p. Spring/Summer 21 Marx. in P. U. A. (1973) Grundrisse. op.20-1 19 Ibid.138 14 Hardt. Altreragioni 1.) Radical Thought in Italy: A Potential Politics.22-4 20 Caffentzis. (2005) ‘Immeasurable Value?: An Essay on Marx’s Legacy’.184-5 11 Dyer-Witheford. cit. (1994). Cambridge: Harvard University Press. p.705 22 Negri. Hardt (eds. (2003) The Making of a Cybertariat. p. p294 13 Huws. p.114 16 Ibid.292 9 Ibid.FOOTNOTES 1 Thanks to Hobo for telling me this story. K.130 18 Bologna. Minneapolis: University of Minnesota Press. p. A. (1994) ‘Oltre la legge di valore’. Virno & M. 28 7 .30 8 Ibid. New York: Penguin. (2003) After the New Economy. (eds. A.generation-online. p. & Negri. p.137 6 Ibid. p. 3 Negri. p. Hardmondsworth: Penguin. op. & Negri. (1996) ‘Immaterial Labour’. 2 For the best introduction to postworkerism see the Generation Online website http://www. cit. June.. & Mustapha. Thanks too to Angela Mitropoulos and Nate Holdren for their helpful suggestions with this piece. The Commoner 10. T.115 17 Huws. G. (2004) Multitude: War and Democracy in the Age of Empire. pp. M. A. New York: New Press.133 5 Ibid. p.151-55 12 Hardt & Negri (2000). All mistakes my own. etc. New York: Monthly Review Press. M. London: Pluto Press. (2005) ‘Cyber-Negri: General Intellect and Immaterial Labour’.290 10 Henwood. pp. D. DeriveApprodi 5-6.) Resistance in Practice: The Philosophy of Antonio Negri.109 15 Ibid. p. (1992) ‘Problematiche del lavoro autonomo in Italia (I)’. in Murphy.136 7 Hardt.. op. (2000) Empire. pp. N. S. p. Winter 4 Lazzarato. M. cit.

(2003) The Decline of American Power. G. and. op. Cambridge: Cambridge University Press 35 Bonefeld. & Holloway. 28 Huws. quoted in H. D. (1995) ‘Conclusion: Money and Class Struggle’.142-3 29 Harvie.earthlink. op. B. March-April.
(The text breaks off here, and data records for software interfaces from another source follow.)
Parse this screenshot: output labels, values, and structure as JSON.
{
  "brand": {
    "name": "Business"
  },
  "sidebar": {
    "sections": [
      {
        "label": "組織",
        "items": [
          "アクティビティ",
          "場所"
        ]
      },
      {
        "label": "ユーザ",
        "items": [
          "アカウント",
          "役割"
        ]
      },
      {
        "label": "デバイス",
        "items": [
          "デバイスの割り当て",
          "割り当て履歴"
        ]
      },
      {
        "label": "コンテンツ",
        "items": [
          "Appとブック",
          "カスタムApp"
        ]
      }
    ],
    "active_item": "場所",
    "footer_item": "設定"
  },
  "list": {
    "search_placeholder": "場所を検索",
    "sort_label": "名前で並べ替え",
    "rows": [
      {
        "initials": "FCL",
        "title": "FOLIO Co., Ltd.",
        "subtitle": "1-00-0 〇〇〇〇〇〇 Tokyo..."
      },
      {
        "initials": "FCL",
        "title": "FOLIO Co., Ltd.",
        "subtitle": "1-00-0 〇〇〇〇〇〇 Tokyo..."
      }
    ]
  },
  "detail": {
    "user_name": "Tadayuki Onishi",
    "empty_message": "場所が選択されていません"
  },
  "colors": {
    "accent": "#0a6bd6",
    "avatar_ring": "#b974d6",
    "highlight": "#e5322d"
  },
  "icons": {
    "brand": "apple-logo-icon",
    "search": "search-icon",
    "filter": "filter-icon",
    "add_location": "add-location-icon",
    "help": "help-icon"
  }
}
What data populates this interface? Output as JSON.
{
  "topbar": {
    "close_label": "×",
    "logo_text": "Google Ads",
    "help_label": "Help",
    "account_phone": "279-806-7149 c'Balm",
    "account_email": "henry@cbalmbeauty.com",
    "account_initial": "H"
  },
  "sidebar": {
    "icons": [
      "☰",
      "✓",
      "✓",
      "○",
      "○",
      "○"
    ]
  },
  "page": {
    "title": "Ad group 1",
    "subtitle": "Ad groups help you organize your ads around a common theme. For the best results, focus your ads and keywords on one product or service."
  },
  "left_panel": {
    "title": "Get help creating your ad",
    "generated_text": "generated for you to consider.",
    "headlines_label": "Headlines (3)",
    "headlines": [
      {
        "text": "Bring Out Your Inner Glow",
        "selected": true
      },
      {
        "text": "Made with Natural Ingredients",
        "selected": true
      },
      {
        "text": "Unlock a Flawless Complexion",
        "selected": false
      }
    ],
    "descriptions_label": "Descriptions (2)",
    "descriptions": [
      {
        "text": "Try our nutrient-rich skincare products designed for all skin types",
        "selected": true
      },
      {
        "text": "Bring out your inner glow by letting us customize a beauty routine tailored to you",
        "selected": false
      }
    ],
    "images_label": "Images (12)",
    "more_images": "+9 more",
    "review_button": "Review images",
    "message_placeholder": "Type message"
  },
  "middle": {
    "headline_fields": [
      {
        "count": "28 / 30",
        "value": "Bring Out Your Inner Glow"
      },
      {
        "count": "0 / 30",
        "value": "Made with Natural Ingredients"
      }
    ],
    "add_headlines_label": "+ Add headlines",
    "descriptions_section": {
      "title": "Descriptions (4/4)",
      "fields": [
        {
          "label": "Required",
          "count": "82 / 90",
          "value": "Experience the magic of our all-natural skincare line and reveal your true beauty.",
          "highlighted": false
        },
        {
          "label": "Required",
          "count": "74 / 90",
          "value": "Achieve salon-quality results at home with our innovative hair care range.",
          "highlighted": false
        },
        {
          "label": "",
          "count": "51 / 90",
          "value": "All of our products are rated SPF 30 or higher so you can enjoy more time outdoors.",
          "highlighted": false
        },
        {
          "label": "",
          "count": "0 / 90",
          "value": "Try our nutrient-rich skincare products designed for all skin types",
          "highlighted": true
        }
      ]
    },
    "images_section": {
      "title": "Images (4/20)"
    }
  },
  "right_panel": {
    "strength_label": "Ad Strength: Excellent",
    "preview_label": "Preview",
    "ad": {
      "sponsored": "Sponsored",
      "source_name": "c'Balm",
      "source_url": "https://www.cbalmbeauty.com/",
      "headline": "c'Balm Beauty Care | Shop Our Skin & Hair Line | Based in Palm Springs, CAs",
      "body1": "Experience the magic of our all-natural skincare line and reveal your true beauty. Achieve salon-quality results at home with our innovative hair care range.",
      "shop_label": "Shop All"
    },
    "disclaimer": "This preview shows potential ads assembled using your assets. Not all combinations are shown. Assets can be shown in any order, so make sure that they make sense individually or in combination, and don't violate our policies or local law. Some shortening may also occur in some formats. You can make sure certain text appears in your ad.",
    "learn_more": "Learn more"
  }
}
Arrighi. Spring/Summer 26 Marx. (2005a) ‘Hegemony Unravelling – 1’. (2002) Forces of Labour. H.interactivist. p. pp. New Left Review 33. cit. 706 24Caffentzis. in Bonefeld. and the Politics of I. London: Verso 25> works at Monash University and is the author of Storming Heaven: Class Composition and Struggle in Italian Autonomist Marxism. G. Hardmondsworth: Penguin. T. & Holloway.) Global Capital. (2005) ‘China In the Contemporary World Dynamic of Accumulation and Class Struggle’. J. now in Capital 31 Goldner. Davis.213-4 Steve Wright <pmargin@optusnet. Information. B. Martin’s (2005) ‘All Labour is Productive and Unproductive’. cit.. (2005) ‘Continental Drift Or. The Other Side of Neoliberal Globalization’. W.23 Marx.) Cutting Edge: Technology. National State. and L. Cleaver..html 32 Wallerstein.. Antithesis 27 Henwood.275 33 Arrighi. cit. London: Pluto Press 8 . op. Second Edition. G. Hirschl & M. http://home. New York: The New I. (2005b) ‘Hegemony Unravelling – 2’. New York: Marx’s Theory of Machines’.151-154 30 Holmes. pp. J. http://home. K. W. (eds. The Commoner 10. (1997) ‘Why Machines Cannot Create Value or. Goldner (2005) ‘Fictitious Capital and the Transition out of Capitalism’. May-June 34 Silver.html. Cleaver (2001) Reading Capital Politically. in J. pp. Stack (eds. New Left Review 32. (1976) ‘Results of the Immediate Process of Production’.earthlink. http://info. op. Capitalism and Social Revolution. L. cit.